● **Problem to work on**:
Please state how many lines of the material contain "Área", giving nothing but the number.

Records provided Block Start

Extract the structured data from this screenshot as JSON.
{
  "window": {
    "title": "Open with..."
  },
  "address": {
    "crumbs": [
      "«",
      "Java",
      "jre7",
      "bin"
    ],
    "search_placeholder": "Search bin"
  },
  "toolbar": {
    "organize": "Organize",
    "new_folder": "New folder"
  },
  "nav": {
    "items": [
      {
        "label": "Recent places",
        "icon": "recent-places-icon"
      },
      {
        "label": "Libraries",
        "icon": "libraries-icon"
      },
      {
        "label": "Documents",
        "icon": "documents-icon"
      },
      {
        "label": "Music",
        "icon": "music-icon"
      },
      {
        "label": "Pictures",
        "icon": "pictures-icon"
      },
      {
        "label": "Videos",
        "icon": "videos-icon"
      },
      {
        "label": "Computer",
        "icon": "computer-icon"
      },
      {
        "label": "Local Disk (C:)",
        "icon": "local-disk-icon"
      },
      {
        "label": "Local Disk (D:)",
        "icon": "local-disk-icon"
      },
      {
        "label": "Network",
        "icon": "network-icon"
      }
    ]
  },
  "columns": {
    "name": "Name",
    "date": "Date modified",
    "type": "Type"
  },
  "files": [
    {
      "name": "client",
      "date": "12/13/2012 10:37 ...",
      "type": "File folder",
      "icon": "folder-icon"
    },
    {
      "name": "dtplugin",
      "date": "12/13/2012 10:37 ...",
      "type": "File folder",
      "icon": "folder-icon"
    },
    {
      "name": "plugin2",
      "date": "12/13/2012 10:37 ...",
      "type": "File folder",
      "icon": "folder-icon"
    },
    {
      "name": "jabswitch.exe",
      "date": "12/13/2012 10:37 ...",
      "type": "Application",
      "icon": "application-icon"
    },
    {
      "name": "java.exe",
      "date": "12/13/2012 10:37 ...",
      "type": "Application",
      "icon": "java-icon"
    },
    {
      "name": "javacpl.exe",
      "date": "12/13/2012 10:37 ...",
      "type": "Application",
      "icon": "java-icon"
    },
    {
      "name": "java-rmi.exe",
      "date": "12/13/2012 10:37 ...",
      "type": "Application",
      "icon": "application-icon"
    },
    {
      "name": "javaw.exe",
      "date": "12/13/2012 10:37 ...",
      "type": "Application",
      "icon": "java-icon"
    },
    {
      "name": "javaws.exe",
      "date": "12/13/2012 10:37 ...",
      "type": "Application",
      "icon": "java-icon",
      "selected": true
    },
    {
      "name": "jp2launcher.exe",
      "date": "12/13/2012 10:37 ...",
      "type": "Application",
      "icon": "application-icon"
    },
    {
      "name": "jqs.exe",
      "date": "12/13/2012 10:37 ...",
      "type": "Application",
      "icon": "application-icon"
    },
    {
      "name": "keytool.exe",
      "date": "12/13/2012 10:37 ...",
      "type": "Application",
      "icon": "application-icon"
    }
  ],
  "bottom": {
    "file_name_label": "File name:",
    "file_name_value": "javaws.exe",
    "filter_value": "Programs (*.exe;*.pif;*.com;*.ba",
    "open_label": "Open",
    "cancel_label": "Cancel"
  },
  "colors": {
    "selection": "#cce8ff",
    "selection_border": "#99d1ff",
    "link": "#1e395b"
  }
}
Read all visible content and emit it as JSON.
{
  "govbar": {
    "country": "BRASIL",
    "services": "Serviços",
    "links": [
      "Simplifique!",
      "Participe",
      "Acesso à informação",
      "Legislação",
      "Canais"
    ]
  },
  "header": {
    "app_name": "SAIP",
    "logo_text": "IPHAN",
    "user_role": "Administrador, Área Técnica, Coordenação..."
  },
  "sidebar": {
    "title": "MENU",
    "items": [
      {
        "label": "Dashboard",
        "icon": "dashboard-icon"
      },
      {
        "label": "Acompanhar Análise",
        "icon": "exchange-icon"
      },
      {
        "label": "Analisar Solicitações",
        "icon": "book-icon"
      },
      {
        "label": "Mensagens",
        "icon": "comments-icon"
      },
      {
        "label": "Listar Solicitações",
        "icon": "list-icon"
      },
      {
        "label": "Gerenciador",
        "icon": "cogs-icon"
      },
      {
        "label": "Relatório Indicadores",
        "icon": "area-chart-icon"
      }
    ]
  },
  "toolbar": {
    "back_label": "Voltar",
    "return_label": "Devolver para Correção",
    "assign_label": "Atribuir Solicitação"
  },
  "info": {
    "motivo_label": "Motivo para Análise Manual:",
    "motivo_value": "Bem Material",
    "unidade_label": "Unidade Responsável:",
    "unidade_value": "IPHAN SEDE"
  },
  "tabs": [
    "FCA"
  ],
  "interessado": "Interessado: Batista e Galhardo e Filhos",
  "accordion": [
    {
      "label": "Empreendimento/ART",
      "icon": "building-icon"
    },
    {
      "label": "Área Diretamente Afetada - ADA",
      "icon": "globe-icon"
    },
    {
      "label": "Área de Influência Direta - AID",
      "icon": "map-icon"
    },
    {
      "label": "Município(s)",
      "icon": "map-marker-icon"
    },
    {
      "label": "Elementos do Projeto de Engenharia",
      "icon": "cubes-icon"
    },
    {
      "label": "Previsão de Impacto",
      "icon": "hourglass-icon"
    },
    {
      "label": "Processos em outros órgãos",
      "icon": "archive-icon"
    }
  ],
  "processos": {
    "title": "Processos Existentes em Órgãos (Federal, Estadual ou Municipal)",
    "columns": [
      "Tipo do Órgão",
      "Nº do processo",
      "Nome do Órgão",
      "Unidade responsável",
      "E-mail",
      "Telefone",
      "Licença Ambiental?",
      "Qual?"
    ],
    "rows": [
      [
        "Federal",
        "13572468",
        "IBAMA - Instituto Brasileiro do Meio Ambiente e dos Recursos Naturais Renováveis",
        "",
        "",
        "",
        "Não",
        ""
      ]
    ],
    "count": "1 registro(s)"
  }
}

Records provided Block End

● **Reply**:
3